Problem =>
A line belongs in the answer only if it contains the word "Ctrl"; copy every such line from the listing below.
[Opening Source records section]
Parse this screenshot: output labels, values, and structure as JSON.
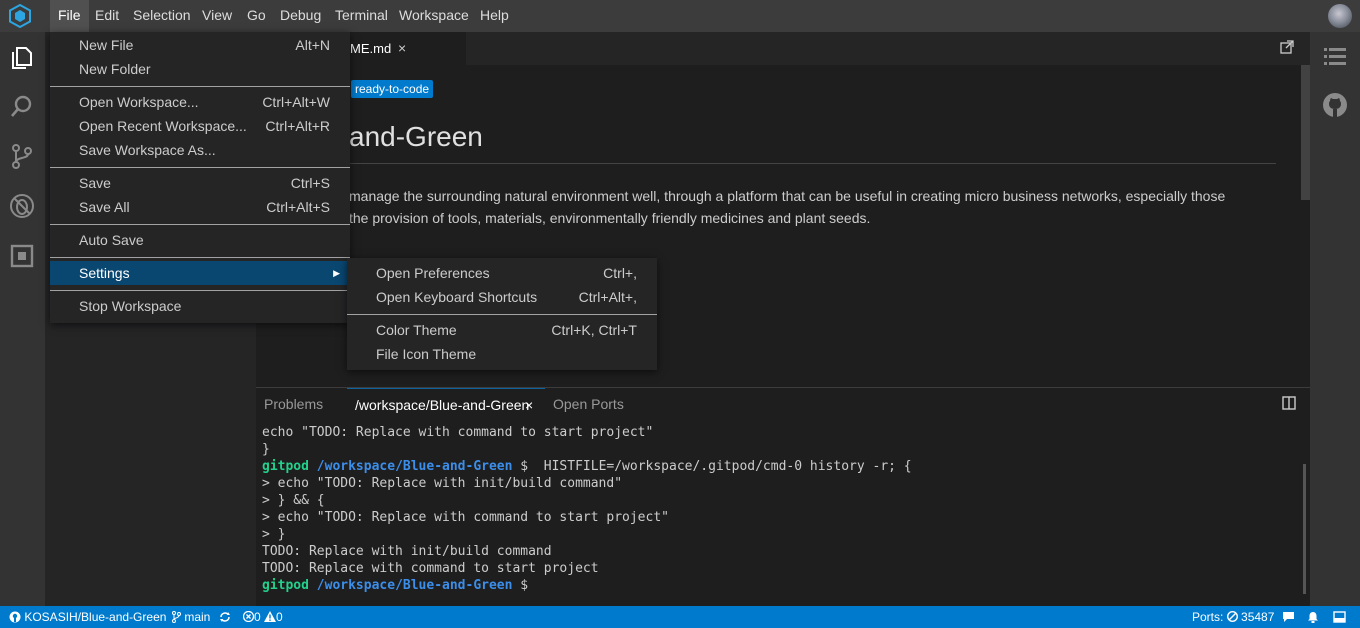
{
  "menubar": {
    "items": [
      "File",
      "Edit",
      "Selection",
      "View",
      "Go",
      "Debug",
      "Terminal",
      "Workspace",
      "Help"
    ]
  },
  "icons": {
    "logo": "gitpod-logo-icon",
    "activity": [
      "explorer-icon",
      "search-icon",
      "source-control-icon",
      "debug-icon",
      "extensions-icon"
    ],
    "right": [
      "outline-icon",
      "github-icon"
    ]
  },
  "editor": {
    "tab": {
      "label": "ME.md",
      "close": "×"
    },
    "badge": "ready-to-code",
    "heading": "and-Green",
    "paragraph_line1": "manage the surrounding natural environment well, through a platform that can be useful in creating micro business networks, especially those",
    "paragraph_line2": "the provision of tools, materials, environmentally friendly medicines and plant seeds."
  },
  "file_menu": {
    "new_file": {
      "label": "New File",
      "key": "Alt+N"
    },
    "new_folder": {
      "label": "New Folder",
      "key": ""
    },
    "open_workspace": {
      "label": "Open Workspace...",
      "key": "Ctrl+Alt+W"
    },
    "open_recent": {
      "label": "Open Recent Workspace...",
      "key": "Ctrl+Alt+R"
    },
    "save_workspace_as": {
      "label": "Save Workspace As...",
      "key": ""
    },
    "save": {
      "label": "Save",
      "key": "Ctrl+S"
    },
    "save_all": {
      "label": "Save All",
      "key": "Ctrl+Alt+S"
    },
    "auto_save": {
      "label": "Auto Save",
      "key": ""
    },
    "settings": {
      "label": "Settings",
      "arrow": "▶"
    },
    "stop_workspace": {
      "label": "Stop Workspace",
      "key": ""
    }
  },
  "settings_submenu": {
    "open_preferences": {
      "label": "Open Preferences",
      "key": "Ctrl+,"
    },
    "open_keyboard_shortcuts": {
      "label": "Open Keyboard Shortcuts",
      "key": "Ctrl+Alt+,"
    },
    "color_theme": {
      "label": "Color Theme",
      "key": "Ctrl+K, Ctrl+T"
    },
    "file_icon_theme": {
      "label": "File Icon Theme",
      "key": ""
    }
  },
  "panel": {
    "tabs": [
      "Problems",
      "/workspace/Blue-and-Green",
      "Open Ports"
    ],
    "close": "×",
    "terminal": {
      "line1": "echo \"TODO: Replace with command to start project\"",
      "line2": "}",
      "prompt_user": "gitpod",
      "prompt_path": "/workspace/Blue-and-Green",
      "prompt_symbol": "$",
      "line3_cmd": "  HISTFILE=/workspace/.gitpod/cmd-0 history -r; {",
      "line4": "> echo \"TODO: Replace with init/build command\"",
      "line5": "> } && {",
      "line6": "> echo \"TODO: Replace with command to start project\"",
      "line7": "> }",
      "line8": "TODO: Replace with init/build command",
      "line9": "TODO: Replace with command to start project"
    }
  },
  "statusbar": {
    "repo": "KOSASIH/Blue-and-Green",
    "branch": "main",
    "errors": "0",
    "warnings": "0",
    "ports_label": "Ports:",
    "ports_count": "35487"
  },
  "colors": {
    "accent": "#007acc",
    "menu_highlight": "#094771",
    "terminal_green": "#23d18b",
    "terminal_blue": "#3b8eea"
  }
}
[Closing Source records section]
Task response =>
      "key": "Ctrl+Alt+W"
      "key": "Ctrl+Alt+R"
      "key": "Ctrl+S"
      "key": "Ctrl+Alt+S"
      "key": "Ctrl+,"
      "key": "Ctrl+Alt+,"
      "key": "Ctrl+K, Ctrl+T"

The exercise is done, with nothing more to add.